Which takes us to what the regular press or mainstream media (MSM) can do.
Uncovering fakery is where MSM can be efficient.
With its resource and skill to get at the truth, it can tell its audience that a story is bogus and shouldn’t be believed.
But it may need more than the usual correction box. There must be more hype or noise and more prominent display. And it should be repeated as often as the lie is written or aired.
Journalists will tread on sensitive ground here. An error committed by another news outlet or journalist may spark resentment. A publicized quarrel this week between a broadcaster, who called out an erroneous information, and another broadcaster who committed the error shows the pitfall.
The news wasn’t fake but it was misinterpreted or, at worst, distorted in an attack on a senator who talked about the Maute uprising in Marawi. Nowadays though, a media error may be confused or deliberately branded as fake news, which must dismay journalists trained in the value of accuracy.
The quarrel erupted in the same news organization. How much more if they were affiliated rival news outlets? Maybe limiting the call-out to the error with no criticism would help but still it would be tricky and could ignite animosity.
MSM can do better
Mainstream media will be more trusted if it does a better job in its own reportage and opinion making. It must watch out not just for totally bogus news but also those that omit facts, are partly wrong factually, distort or misplace focus, or where truth is “contentious.”.
And in calling out errors, intentional or otherwise, when they arise, each news outlet may need to learn to be ready to acknowledge and correct its own mistakes.
It cannot help educate the public or expose fake news if a news outlet itself is reckless with the facts.
It’s now catch-all phrase for ‘journalistic error’
THE transition took only two months or so for the phrase “fake news” to evolve.
Facebook CEO Mark Zuckerberg on Nov. 11, 2016 mentioned “fake news” to refer to “maliciously and willfully false” click bait. He was then trying to minimize the influence of Facebook on the U.S. election results. The day after, public discussions revolved around “fake news.”
About two months later, on Jan. 11, 2017, in Donald Trump’s first press-con as president-elect, he shunned the question of CNN’s Jimmy Acosta, saying “You are fake news!” Since then, with Trump using it in his Twitter blasts against media he didn’t like, the phrase has come to mean any “pejorative call-out” for journalism error.
There are five types of fake news, according to a University of Western Ontario study:
■ Intentionally deceptive news or feature.

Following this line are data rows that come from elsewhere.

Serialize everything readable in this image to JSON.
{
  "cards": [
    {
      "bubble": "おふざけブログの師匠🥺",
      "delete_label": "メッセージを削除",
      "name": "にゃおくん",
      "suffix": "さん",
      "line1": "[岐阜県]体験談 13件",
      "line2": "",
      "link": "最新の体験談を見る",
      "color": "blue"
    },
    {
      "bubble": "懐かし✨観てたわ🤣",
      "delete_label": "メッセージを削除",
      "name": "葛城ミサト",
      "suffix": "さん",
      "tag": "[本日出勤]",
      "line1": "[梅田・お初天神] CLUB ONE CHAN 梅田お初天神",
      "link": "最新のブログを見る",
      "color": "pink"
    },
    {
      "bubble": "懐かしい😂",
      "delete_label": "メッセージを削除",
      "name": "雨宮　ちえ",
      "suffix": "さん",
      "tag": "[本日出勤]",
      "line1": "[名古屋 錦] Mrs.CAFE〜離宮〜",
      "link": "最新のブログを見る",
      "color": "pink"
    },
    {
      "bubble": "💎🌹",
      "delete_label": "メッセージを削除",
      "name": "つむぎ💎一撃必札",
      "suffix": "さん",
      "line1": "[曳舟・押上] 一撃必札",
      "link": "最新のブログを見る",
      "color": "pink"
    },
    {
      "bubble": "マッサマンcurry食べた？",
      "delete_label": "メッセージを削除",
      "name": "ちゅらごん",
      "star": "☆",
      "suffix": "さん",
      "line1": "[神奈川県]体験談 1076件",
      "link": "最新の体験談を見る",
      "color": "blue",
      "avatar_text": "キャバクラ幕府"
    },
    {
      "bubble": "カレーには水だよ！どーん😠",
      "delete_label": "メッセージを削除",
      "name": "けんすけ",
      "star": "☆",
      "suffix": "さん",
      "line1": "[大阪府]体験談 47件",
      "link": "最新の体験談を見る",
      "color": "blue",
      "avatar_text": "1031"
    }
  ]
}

■ Jokes taken out of face value.
■ Large-scale hoax.
■ Slanted representation of real facts.
■ Stories when truth is contentious.
The problem is that public officials, aping Trump, call any news they don’t like as “fake news.”